Among the Amish, however, rumspringa simply refers to adolescence. During that time a certain amount of misbehavior is unsurprising and is not severely condemned for instance, by Meidung or shunning. Adults who have made a permanent and public commitment to the faith would be held to the higher standards of behavior defined in part by the Schleitheim and Dordrecht confessions. Amish adolescents do remain, however, under the strict authority of parents who are bound to Ordnung, and there is no period when adolescents are formally released from these rules.
A minority of Amish youth do diverge from established customs.

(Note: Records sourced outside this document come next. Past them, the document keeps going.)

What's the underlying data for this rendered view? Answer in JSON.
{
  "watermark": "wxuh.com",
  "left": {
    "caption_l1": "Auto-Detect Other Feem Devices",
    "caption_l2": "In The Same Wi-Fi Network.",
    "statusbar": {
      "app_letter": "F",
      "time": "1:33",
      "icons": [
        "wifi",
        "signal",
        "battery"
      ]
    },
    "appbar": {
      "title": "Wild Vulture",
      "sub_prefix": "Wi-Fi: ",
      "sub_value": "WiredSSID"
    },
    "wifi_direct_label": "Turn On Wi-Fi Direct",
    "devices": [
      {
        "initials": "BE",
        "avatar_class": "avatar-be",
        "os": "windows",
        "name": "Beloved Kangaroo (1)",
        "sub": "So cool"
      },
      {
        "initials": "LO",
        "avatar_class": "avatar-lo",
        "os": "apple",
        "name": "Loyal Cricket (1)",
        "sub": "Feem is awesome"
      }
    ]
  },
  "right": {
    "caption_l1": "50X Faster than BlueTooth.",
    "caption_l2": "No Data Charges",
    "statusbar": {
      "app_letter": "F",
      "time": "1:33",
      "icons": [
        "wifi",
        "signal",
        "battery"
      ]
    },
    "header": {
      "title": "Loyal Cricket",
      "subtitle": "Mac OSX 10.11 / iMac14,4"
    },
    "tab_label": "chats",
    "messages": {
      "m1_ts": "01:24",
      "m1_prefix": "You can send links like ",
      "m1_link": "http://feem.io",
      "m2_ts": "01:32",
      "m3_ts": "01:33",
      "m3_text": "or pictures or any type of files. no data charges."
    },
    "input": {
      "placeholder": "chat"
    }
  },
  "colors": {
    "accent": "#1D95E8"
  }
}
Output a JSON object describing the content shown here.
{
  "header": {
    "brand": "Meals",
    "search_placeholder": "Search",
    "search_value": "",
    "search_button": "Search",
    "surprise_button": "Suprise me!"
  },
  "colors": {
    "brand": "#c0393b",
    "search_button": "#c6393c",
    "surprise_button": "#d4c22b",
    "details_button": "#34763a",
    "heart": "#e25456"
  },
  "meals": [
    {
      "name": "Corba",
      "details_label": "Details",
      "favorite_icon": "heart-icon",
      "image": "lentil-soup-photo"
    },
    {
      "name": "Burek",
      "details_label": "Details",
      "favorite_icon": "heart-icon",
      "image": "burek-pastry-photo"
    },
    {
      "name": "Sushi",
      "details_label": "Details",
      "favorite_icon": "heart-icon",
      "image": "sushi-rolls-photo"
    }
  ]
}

Their behavior during this time does not necessarily prevent them from returning for adult baptism into the Amish church. However this proportion varies from community to community, and within a community between more and less acculturated Amish.
This figure was significantly lower as recently as the s. Desertion from the Amish community is not a long-term trend, and was more of a problem during the early colonial years. Some Amish communities hold views similar to Old Order Mennoniteand Conservative Mennonites in seeking more productive, spiritual activities for their youth.
Some even take up meditation.
Far from an open separation from parental ways, the misbehavior of young people during the rumspringa is usually furtive, though often collective this is especially true in smaller and more isolated populations; the larger communities are discussed below. They may or may not mingle with non-Amish in these excursions.
- Amish: World's Squarest Teenagers
- Living with the Amish
- Modern Times: Meet the Amish
Aurand in The Amishalong with the reasonable caution that sometimes a blue gate is just a blue gate. There is some opinion that adolescent rebellion tends to be more radical, more institutionalized and therefore in a sense more accepted in the more restrictive communities. The nature of the rumspringa period differs from individual to individual and from community to community.
These groups are not necessarily divided across traditional Amish church district boundaries, although they often are. In many smaller communities, Amish youth may have a much more restricted rumspringa, and likewise may be less likely to partake in strong rebellious behavior, as they lack the anonymity of larger communities.
Wenger Mennonites youth go through a period of rumspringa between ages 16 and 21, a few years older than the Amish do. They typically do not get into the type of serious offenses of the most "disorderly" of the Amish youth.